Fifteen percent of tenants had experienced their landlord entering their homes without permission. The same proportion found essential safety or household appliances such as smoke alarms, central heating and water supplies not working when moving into a property.

In December 2019, the UK government pledged to introduce a Renters Reform Bill, which would include a National Landlord Register so tenants can find details of their landlord if they need to take action against them, alongside a ban on Section 21 evictions which allow landlords to evict tenants without reason. The bill was delayed for an indefinite period due to the coronavirus pandemic and is yet to be presented in Parliament.

Polly Neate, chief executive of Shelter, said: “Home is everything.
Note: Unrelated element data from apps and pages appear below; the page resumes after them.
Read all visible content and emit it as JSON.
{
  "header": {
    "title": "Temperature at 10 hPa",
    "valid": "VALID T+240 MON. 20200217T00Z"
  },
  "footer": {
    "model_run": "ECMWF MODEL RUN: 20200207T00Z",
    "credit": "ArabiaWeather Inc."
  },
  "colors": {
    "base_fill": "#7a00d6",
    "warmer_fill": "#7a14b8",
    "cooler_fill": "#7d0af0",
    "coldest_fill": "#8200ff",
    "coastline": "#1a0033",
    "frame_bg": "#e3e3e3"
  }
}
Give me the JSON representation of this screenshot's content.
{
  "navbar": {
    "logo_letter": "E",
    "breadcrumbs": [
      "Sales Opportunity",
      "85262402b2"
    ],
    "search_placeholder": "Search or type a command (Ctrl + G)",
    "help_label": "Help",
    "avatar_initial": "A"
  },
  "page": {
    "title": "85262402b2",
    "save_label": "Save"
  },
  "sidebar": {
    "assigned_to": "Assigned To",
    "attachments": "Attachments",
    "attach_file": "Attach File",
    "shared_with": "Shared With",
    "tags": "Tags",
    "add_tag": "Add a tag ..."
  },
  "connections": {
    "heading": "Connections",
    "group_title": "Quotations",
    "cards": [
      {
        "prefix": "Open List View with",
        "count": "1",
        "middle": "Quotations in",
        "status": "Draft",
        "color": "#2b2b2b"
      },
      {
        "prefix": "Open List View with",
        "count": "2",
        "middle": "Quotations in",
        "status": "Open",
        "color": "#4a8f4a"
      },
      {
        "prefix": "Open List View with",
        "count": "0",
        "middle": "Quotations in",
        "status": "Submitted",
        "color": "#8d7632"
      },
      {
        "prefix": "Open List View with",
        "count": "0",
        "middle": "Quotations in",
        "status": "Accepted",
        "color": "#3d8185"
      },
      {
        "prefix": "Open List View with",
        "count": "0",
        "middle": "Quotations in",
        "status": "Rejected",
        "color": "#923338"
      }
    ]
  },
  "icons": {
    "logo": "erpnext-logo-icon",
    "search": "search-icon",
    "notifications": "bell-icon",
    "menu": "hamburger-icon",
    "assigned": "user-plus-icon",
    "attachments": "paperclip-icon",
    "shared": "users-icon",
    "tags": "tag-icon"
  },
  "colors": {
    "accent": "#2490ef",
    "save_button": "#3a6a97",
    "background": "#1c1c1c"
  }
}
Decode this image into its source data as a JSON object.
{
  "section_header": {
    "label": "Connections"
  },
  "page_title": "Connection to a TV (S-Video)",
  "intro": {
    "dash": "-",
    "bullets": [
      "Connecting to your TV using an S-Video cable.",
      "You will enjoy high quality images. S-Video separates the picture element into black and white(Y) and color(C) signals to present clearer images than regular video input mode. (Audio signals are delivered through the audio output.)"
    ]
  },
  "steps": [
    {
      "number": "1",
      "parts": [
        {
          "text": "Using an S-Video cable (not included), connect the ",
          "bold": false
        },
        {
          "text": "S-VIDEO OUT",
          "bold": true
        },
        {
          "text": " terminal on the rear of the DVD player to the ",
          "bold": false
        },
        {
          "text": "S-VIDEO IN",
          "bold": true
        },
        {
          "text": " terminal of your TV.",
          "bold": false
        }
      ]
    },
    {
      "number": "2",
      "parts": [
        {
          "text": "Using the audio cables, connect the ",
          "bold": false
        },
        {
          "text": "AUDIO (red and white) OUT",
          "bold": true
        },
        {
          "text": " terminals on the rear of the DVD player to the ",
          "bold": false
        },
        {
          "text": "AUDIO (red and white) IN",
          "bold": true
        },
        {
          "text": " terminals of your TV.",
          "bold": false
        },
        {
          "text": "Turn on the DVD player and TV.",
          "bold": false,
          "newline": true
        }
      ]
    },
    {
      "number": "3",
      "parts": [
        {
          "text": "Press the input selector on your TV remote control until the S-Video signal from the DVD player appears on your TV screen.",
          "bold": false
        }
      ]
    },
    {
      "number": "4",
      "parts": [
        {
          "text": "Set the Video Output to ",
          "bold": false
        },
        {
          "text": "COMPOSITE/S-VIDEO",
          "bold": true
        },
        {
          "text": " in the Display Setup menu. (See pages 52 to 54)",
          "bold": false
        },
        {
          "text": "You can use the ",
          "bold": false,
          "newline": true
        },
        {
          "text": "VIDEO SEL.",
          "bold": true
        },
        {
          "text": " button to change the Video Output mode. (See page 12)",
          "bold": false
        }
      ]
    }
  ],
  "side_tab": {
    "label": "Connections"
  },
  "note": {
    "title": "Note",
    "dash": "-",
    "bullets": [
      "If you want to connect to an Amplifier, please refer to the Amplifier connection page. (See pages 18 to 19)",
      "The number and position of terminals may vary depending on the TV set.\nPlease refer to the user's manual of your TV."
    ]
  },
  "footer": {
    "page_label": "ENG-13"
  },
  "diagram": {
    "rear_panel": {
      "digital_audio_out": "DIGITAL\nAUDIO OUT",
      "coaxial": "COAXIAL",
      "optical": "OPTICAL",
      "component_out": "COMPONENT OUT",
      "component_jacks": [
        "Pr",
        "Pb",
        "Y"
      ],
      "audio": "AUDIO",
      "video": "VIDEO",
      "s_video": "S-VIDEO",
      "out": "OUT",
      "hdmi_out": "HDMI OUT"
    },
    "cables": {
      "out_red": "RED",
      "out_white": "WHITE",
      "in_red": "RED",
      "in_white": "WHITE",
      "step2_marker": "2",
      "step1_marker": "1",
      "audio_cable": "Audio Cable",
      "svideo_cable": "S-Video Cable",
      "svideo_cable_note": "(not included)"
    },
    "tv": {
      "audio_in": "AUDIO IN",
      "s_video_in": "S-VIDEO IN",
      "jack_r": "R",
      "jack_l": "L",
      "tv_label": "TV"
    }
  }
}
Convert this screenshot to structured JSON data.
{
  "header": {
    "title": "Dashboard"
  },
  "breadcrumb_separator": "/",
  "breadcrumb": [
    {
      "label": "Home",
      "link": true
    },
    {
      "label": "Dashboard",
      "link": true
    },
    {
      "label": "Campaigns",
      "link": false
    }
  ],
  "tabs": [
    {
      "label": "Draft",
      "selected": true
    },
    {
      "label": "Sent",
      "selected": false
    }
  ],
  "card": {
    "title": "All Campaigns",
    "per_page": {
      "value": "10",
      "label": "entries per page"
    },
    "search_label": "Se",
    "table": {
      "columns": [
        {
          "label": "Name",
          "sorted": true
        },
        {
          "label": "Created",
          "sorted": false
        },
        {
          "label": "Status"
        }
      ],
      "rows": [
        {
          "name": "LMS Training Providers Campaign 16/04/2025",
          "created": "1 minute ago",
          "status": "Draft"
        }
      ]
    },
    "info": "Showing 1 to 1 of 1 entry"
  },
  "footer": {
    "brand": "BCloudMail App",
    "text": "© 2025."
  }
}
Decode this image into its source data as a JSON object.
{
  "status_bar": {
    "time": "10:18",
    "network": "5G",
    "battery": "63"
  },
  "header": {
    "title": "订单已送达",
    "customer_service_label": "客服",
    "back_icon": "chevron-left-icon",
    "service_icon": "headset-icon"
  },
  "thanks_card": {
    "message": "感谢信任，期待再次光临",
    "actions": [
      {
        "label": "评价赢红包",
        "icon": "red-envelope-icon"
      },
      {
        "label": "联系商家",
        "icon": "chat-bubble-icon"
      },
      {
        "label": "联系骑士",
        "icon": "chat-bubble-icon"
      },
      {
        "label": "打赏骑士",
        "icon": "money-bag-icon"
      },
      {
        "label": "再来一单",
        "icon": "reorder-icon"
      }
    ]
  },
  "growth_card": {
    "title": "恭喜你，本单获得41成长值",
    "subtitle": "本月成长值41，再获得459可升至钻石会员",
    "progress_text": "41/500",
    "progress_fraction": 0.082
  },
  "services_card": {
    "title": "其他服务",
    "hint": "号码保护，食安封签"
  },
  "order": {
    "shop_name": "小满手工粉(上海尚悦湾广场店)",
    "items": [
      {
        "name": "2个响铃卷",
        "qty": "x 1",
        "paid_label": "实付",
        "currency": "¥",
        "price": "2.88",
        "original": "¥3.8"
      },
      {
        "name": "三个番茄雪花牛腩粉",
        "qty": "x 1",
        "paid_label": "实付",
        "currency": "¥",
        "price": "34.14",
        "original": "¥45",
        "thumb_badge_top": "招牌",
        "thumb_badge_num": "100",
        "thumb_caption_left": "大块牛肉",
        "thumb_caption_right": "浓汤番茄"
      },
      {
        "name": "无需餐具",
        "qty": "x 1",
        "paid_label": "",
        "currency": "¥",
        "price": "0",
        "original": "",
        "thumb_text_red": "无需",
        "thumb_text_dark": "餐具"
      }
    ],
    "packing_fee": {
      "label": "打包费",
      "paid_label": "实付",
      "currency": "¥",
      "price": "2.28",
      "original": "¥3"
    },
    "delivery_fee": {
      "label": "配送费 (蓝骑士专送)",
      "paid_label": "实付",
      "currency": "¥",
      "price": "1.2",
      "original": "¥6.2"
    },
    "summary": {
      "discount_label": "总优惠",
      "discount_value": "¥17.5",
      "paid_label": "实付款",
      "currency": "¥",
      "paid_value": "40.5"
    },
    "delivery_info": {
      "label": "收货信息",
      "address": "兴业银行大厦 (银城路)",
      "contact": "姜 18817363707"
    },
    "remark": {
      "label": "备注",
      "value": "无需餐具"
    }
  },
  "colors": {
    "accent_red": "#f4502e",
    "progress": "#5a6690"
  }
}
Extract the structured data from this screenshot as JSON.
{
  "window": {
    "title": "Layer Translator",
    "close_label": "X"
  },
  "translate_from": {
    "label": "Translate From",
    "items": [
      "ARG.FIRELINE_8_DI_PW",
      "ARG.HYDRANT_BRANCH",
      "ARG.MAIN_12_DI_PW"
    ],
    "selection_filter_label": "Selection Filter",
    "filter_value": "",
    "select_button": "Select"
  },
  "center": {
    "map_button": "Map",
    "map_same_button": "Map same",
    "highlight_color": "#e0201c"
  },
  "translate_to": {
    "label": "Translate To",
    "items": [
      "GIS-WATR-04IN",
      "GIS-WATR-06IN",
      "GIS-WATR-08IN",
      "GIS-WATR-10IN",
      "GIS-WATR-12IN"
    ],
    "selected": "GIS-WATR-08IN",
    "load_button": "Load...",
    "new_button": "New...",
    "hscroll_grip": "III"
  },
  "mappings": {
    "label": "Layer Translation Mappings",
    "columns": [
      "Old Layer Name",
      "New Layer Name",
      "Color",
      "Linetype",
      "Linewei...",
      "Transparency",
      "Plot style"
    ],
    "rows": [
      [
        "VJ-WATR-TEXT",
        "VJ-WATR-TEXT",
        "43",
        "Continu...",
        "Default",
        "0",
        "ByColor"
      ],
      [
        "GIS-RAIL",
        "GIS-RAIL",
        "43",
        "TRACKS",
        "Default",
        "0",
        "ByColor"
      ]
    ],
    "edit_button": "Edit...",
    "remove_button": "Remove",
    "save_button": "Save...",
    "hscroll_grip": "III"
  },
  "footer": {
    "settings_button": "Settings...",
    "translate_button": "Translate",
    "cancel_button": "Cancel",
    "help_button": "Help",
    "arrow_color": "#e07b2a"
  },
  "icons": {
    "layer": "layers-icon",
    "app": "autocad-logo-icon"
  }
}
Yet millions of private renters across the country don’t feel safe or secure in theirs because of landlords and agents who flout the law. People should not have to put up with broken safety alarms, strangers bursting into their homes unannounced or the threat of harassment and violence. 

“Enough is enough,” she said. “Nobody is above the law and renters are tired of being powerless to enforce their rights. The government has promised voters a fairer private renting system that punishes illegal behaviour by landlords and letting agents. To deliver on this promise, its Renters’ Reform Bill must include a National Landlord Register that makes landlords fully accountable and helps drive up standards across private renting.”

Dan Wilson Craw, deputy director of tenant lobbying group Generation Rent, said: “We spend half our lives in our homes and many of us spend half our wages on them – so we should expect good treatment from our landlords. It’s frightening to know that anyone with a spare property can just start letting it out without passing basic checks to make sure they’re a suitable person to be providing someone’s home. Governments in Wales, Scotland and Northern Ireland have already set up landlord registration schemes, so it’s much easier to find out if your landlord meets minimum standards and take action if they break the law. It’s time the government in Westminster did the same in England.”